Segment Start: SOURCE MATERIAL
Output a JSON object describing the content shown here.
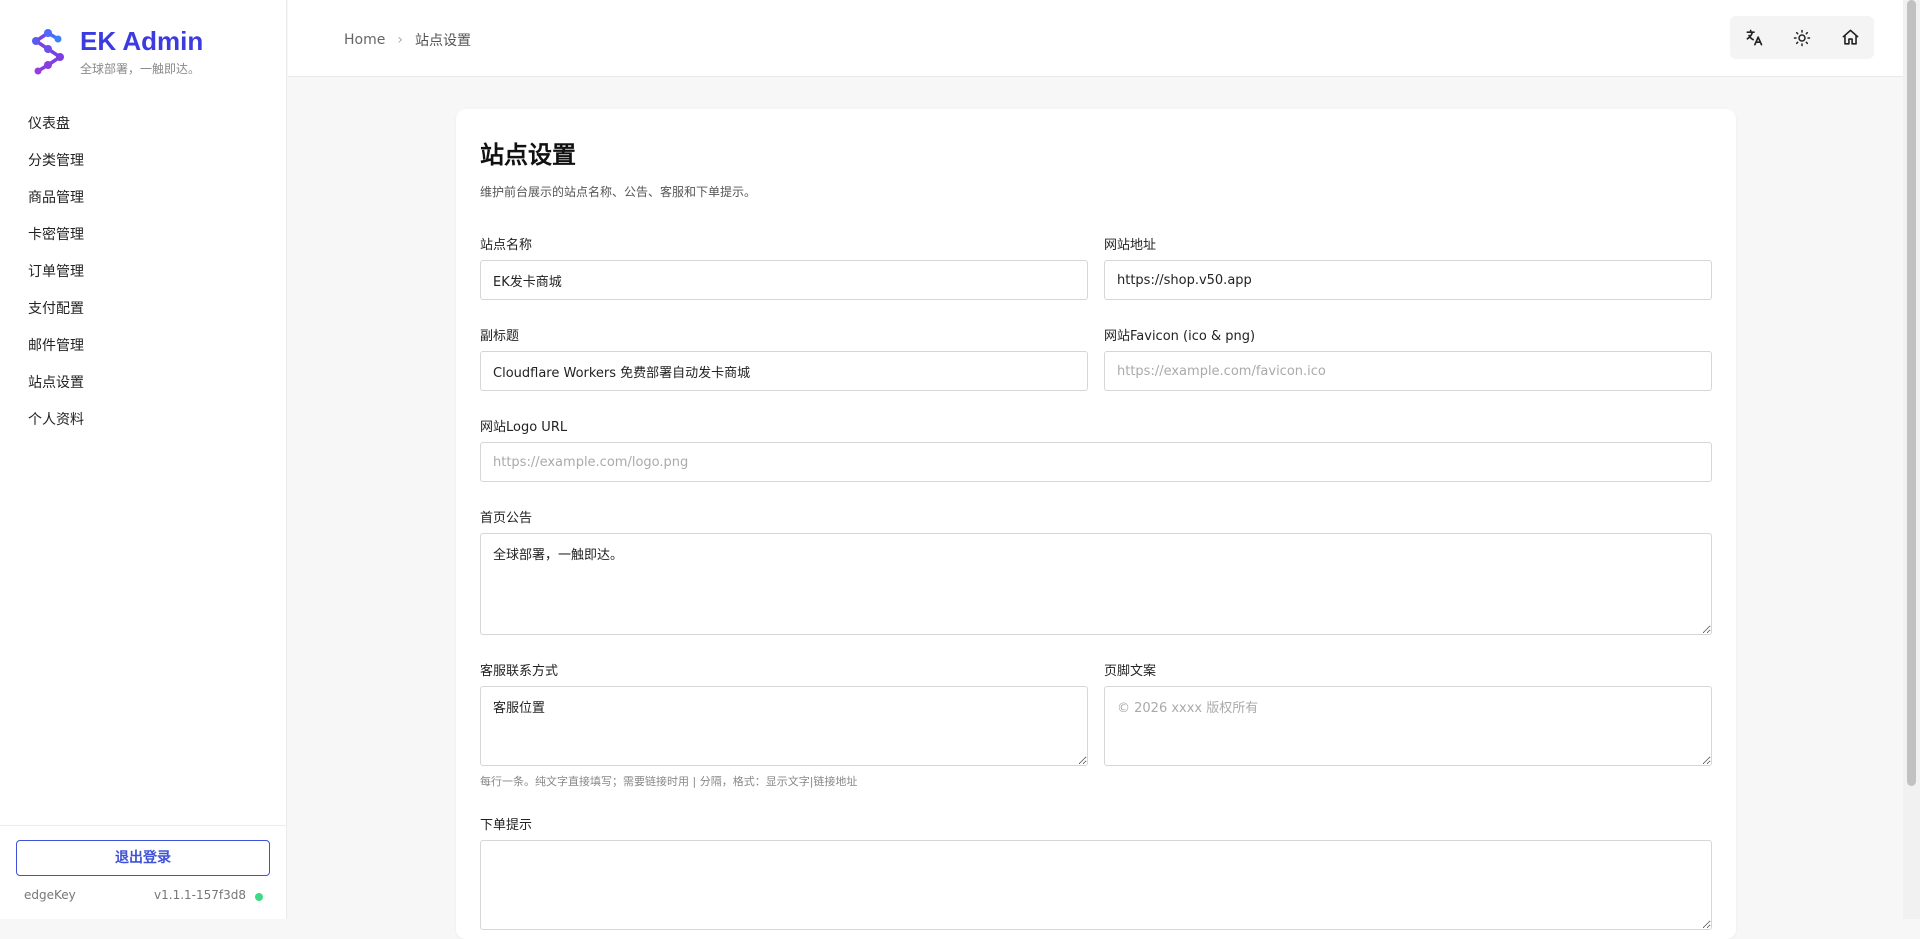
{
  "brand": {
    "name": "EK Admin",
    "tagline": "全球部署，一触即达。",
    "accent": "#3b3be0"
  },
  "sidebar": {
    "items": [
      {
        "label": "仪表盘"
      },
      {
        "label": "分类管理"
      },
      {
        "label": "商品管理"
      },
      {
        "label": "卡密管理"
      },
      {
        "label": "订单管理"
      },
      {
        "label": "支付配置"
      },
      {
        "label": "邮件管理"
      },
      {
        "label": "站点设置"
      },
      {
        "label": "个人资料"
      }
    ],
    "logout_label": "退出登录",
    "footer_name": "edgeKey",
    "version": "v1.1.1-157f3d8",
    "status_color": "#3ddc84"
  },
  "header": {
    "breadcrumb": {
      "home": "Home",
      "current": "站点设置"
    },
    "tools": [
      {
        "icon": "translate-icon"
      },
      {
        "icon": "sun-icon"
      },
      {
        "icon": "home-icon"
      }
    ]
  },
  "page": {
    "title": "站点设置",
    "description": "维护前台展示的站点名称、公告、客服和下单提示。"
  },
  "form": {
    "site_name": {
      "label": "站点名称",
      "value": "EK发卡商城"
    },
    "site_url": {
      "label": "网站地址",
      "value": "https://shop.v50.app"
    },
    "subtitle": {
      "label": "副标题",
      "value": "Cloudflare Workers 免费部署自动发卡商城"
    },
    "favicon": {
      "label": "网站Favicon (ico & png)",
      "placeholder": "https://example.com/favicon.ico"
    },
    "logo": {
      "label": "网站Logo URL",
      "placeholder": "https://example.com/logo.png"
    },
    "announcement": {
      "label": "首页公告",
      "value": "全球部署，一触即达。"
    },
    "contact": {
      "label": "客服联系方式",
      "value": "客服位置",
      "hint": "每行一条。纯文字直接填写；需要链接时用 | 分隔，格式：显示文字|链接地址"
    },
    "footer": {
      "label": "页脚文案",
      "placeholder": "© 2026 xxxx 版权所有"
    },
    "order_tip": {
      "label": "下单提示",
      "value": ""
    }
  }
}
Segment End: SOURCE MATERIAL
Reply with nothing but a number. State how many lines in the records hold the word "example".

2